Helen Castor and her guests discuss listener's questions and the latest research that's making history.

This week:

What next for archaeology on TV now that Time Team has been scrapped, and what has the programme achieved? Tony Robinson joins in the discussion with Professor Sir Barry Cunliffe and Marion Blockley.

Phil Harding takes us up onto the Marlborough Downs in Wiltshire to the spot where he first realised that he wanted to be an archaeologist.

Tom Holland visits Europe's most important Bronze Age site, Flag Fen near Peterborough, to meet Francis Pryor who discovered this ancient causeway exactly thirty years ago.

And the team at Dig Ventures explain how crowd-funding might well be the way that archaeological digs are financed in the future.

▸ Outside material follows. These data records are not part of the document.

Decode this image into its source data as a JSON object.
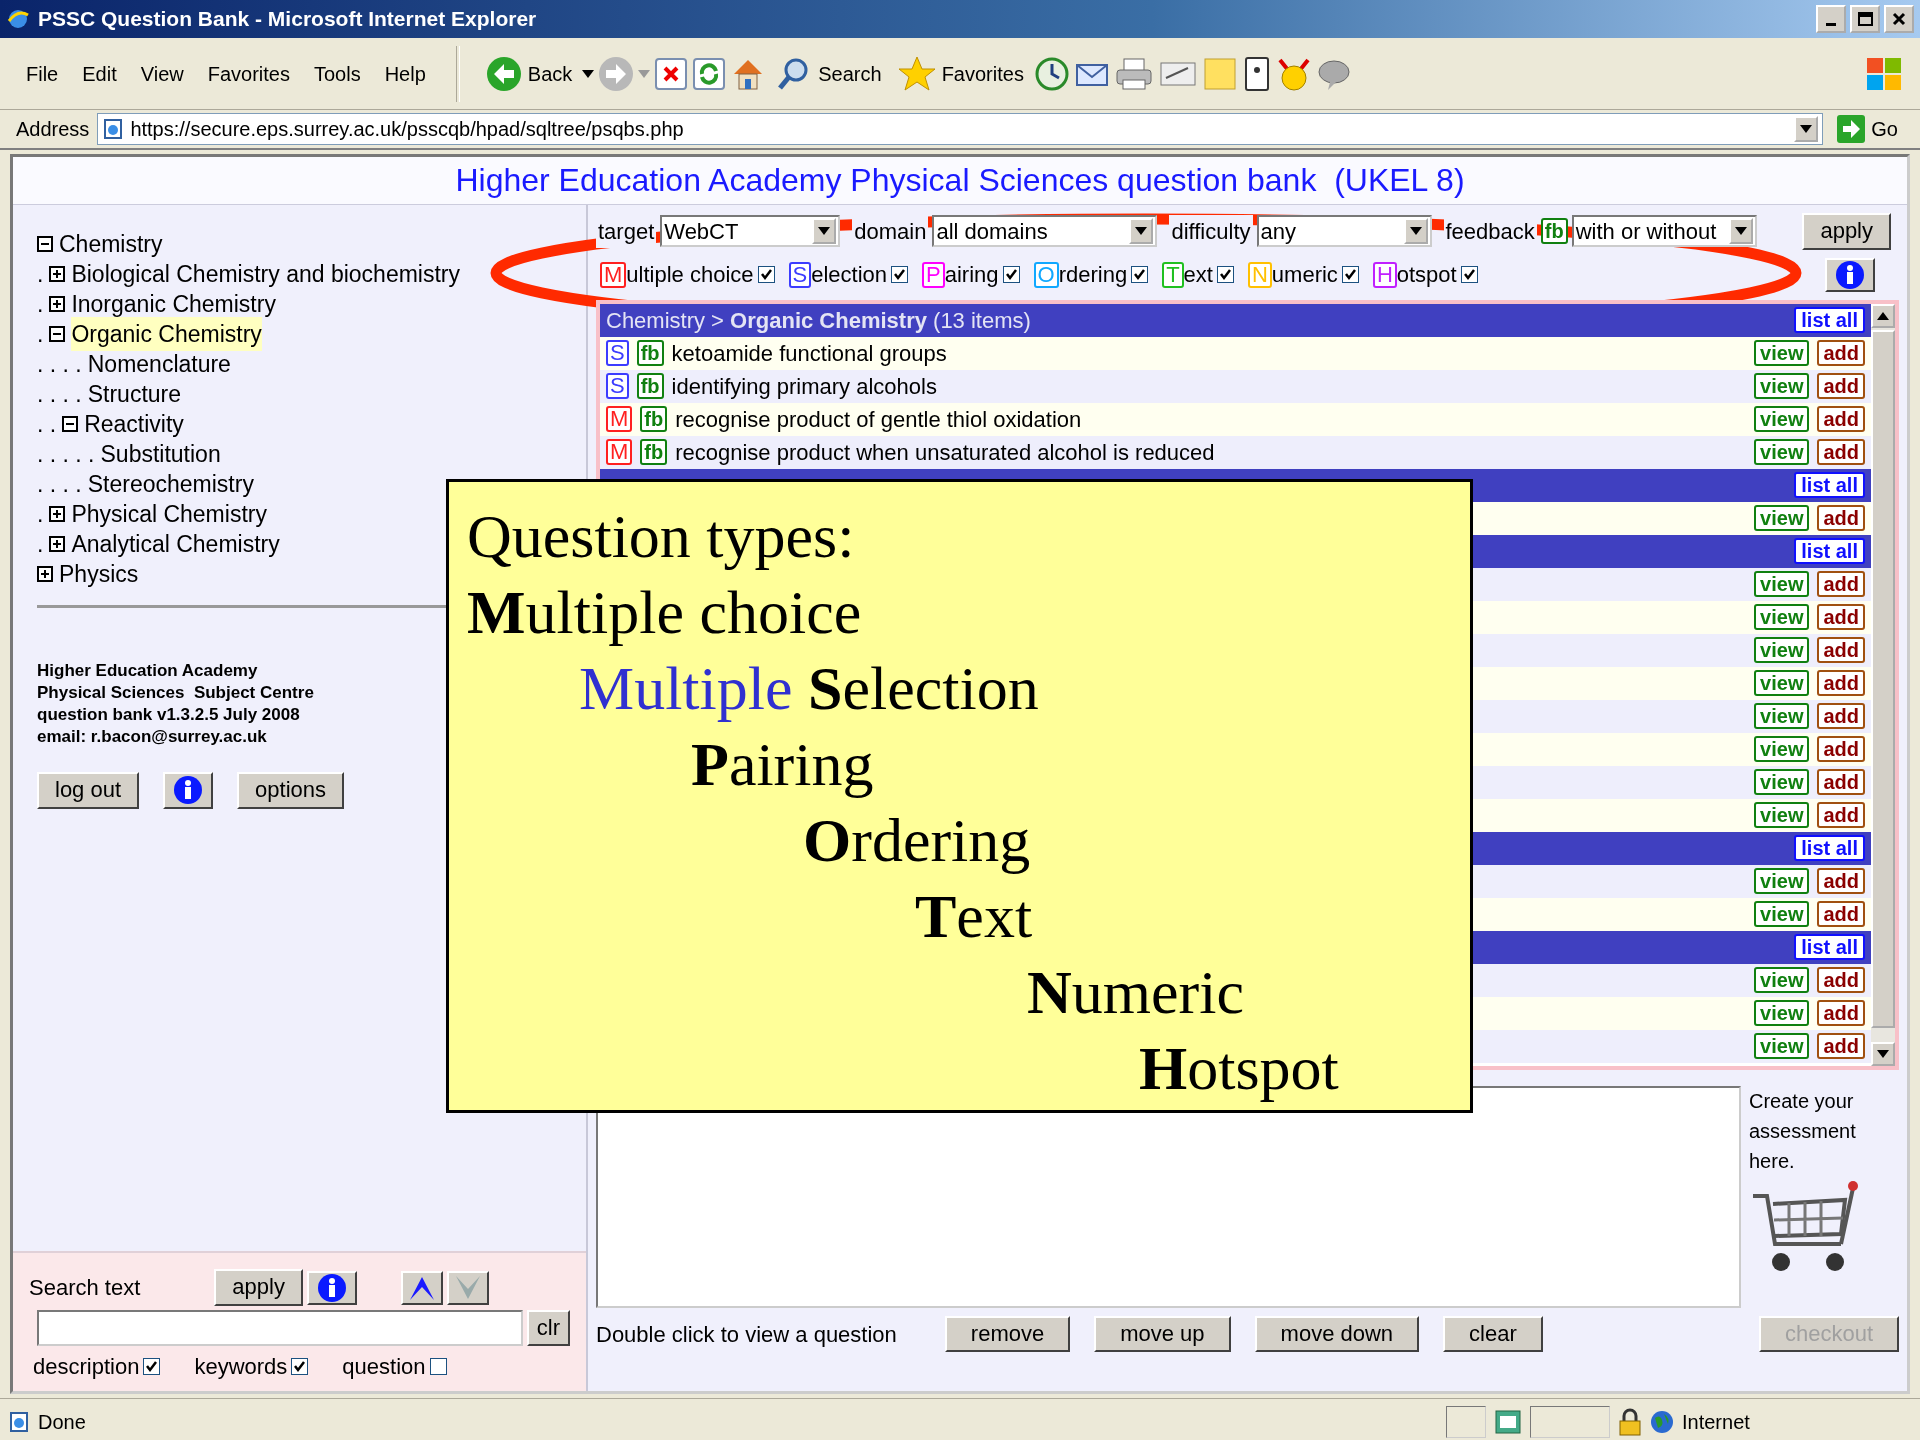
{
  "window": {
    "title": "PSSC Question Bank - Microsoft Internet Explorer"
  },
  "menu": [
    "File",
    "Edit",
    "View",
    "Favorites",
    "Tools",
    "Help"
  ],
  "toolbar": {
    "back": "Back",
    "search": "Search",
    "favorites": "Favorites"
  },
  "address": {
    "label": "Address",
    "url": "https://secure.eps.surrey.ac.uk/psscqb/hpad/sqltree/psqbs.php",
    "go": "Go"
  },
  "page_title": "Higher Education Academy Physical Sciences question bank  (UKEL 8)",
  "tree": [
    {
      "label": "Chemistry",
      "expanded": true,
      "selected": false,
      "children": [
        {
          "dots": ".",
          "label": "Biological Chemistry and biochemistry",
          "expanded": false,
          "selected": false
        },
        {
          "dots": ".",
          "label": "Inorganic Chemistry",
          "expanded": false,
          "selected": false
        },
        {
          "dots": ".",
          "label": "Organic Chemistry",
          "expanded": true,
          "selected": true,
          "children": [
            {
              "dots": ". . . .",
              "label": "Nomenclature",
              "selected": false
            },
            {
              "dots": ". . . .",
              "label": "Structure",
              "selected": false
            },
            {
              "dots": ". .",
              "label": "Reactivity",
              "expanded": true,
              "selected": false,
              "children": [
                {
                  "dots": ". . . . .",
                  "label": "Substitution",
                  "selected": false
                }
              ]
            },
            {
              "dots": ". . . .",
              "label": "Stereochemistry",
              "selected": false
            }
          ]
        },
        {
          "dots": ".",
          "label": "Physical Chemistry",
          "expanded": false,
          "selected": false
        },
        {
          "dots": ".",
          "label": "Analytical Chemistry",
          "expanded": false,
          "selected": false
        }
      ]
    },
    {
      "label": "Physics",
      "expanded": false,
      "selected": false
    }
  ],
  "about": [
    "Higher Education Academy",
    "Physical Sciences  Subject Centre",
    "question bank v1.3.2.5 July 2008",
    "email: r.bacon@surrey.ac.uk"
  ],
  "left_buttons": {
    "logout": "log out",
    "options": "options"
  },
  "search": {
    "label": "Search text",
    "apply": "apply",
    "clear": "clr",
    "options": [
      {
        "label": "description",
        "checked": true
      },
      {
        "label": "keywords",
        "checked": true
      },
      {
        "label": "question",
        "checked": false
      }
    ]
  },
  "filters": {
    "target_label": "target",
    "target": "WebCT",
    "domain_label": "domain",
    "domain": "all domains",
    "difficulty_label": "difficulty",
    "difficulty": "any",
    "feedback_label": "feedback",
    "feedback_badge": "fb",
    "feedback": "with or without",
    "apply": "apply"
  },
  "types": [
    {
      "letter": "M",
      "label": "ultiple choice",
      "color": "#ff2020",
      "checked": true
    },
    {
      "letter": "S",
      "label": "election",
      "color": "#3c3cff",
      "checked": true
    },
    {
      "letter": "P",
      "label": "airing",
      "color": "#ff00ff",
      "checked": true
    },
    {
      "letter": "O",
      "label": "rdering",
      "color": "#10a8ff",
      "checked": true
    },
    {
      "letter": "T",
      "label": "ext",
      "color": "#20c020",
      "checked": true
    },
    {
      "letter": "N",
      "label": "umeric",
      "color": "#ffc000",
      "checked": true
    },
    {
      "letter": "H",
      "label": "otspot",
      "color": "#c020ff",
      "checked": true
    }
  ],
  "list": [
    {
      "kind": "header",
      "title": "Chemistry > **Organic Chemistry** (13 items)",
      "button": "list all"
    },
    {
      "kind": "question",
      "type": "S",
      "color": "#3c3cff",
      "fb": "fb",
      "text": "ketoamide functional groups",
      "view": "view",
      "add": "add"
    },
    {
      "kind": "question",
      "type": "S",
      "color": "#3c3cff",
      "fb": "fb",
      "text": "identifying primary alcohols",
      "view": "view",
      "add": "add"
    },
    {
      "kind": "question",
      "type": "M",
      "color": "#ff2020",
      "fb": "fb",
      "text": "recognise product of gentle thiol oxidation",
      "view": "view",
      "add": "add"
    },
    {
      "kind": "question",
      "type": "M",
      "color": "#ff2020",
      "fb": "fb",
      "text": "recognise product when unsaturated alcohol is reduced",
      "view": "view",
      "add": "add"
    },
    {
      "kind": "header",
      "button": "list all"
    },
    {
      "kind": "question",
      "view": "view",
      "add": "add"
    },
    {
      "kind": "header",
      "button": "list all"
    },
    {
      "kind": "question",
      "view": "view",
      "add": "add"
    },
    {
      "kind": "question",
      "view": "view",
      "add": "add"
    },
    {
      "kind": "question",
      "view": "view",
      "add": "add"
    },
    {
      "kind": "question",
      "view": "view",
      "add": "add"
    },
    {
      "kind": "question",
      "view": "view",
      "add": "add"
    },
    {
      "kind": "question",
      "view": "view",
      "add": "add"
    },
    {
      "kind": "question",
      "view": "view",
      "add": "add"
    },
    {
      "kind": "question",
      "view": "view",
      "add": "add"
    },
    {
      "kind": "header",
      "button": "list all"
    },
    {
      "kind": "question",
      "view": "view",
      "add": "add"
    },
    {
      "kind": "question",
      "view": "view",
      "add": "add"
    },
    {
      "kind": "header",
      "button": "list all"
    },
    {
      "kind": "question",
      "view": "view",
      "add": "add"
    },
    {
      "kind": "question",
      "view": "view",
      "add": "add"
    },
    {
      "kind": "question",
      "view": "view",
      "add": "add"
    }
  ],
  "basket": {
    "note": "Create your assessment here.",
    "checkout": "checkout",
    "checkout_disabled": true
  },
  "actions": {
    "hint": "Double click to view a question",
    "buttons": [
      "remove",
      "move up",
      "move down",
      "clear"
    ]
  },
  "callout": {
    "lines": [
      {
        "text": "Question types:"
      },
      {
        "text": "**M**ultiple choice"
      },
      {
        "prefix": "Multiple",
        "text": "**S**election"
      },
      {
        "text": "**P**airing"
      },
      {
        "text": "**O**rdering"
      },
      {
        "text": "**T**ext"
      },
      {
        "text": "**N**umeric"
      },
      {
        "text": "**H**otspot"
      }
    ]
  },
  "status_bar": {
    "text": "Done",
    "zone": "Internet"
  }
}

Join in the discussion on Facebook or by emailing making.history@bbc.co.uk

Producer: Nick Patrick
A Pier production for BBC Radio 4.

Release date:

Available now

28 minutes

Last on

Tue 13 Nov 2012 15:00

Studio guests:

In the studio, Emeritus Professor of European Archaeology at the University of Oxford Sir Barry Cunliffe


Heritage Consultant and archaeologist Marion Blockley

Time Team

Tony Robinson discusses the demise of Channel 4's "Time Team". 

Making Historians

Making Historians

Wessex Archaeologist Phil Harding takes us to the place on the Marlborough Downs where he took part in his first dig back in 1966,the moment he knew he wanted to become an archaeologist.


Phil Harding's diary

Flag Fen

Flag Fen

Almost thirty years to the day since it was discovered, Tom Holland visits Flag fen near Peterborough, one of the most important Bronze Age sites in Europe, and Francis Pryor, the man who found it.

Crowd Funding the past

Lisa Westcott Wilkins talks about how they used social media to get people to pay to dig at Flag fen in the summer of 2012. Is this how archaeology should be funded in the future?


Dig Ventures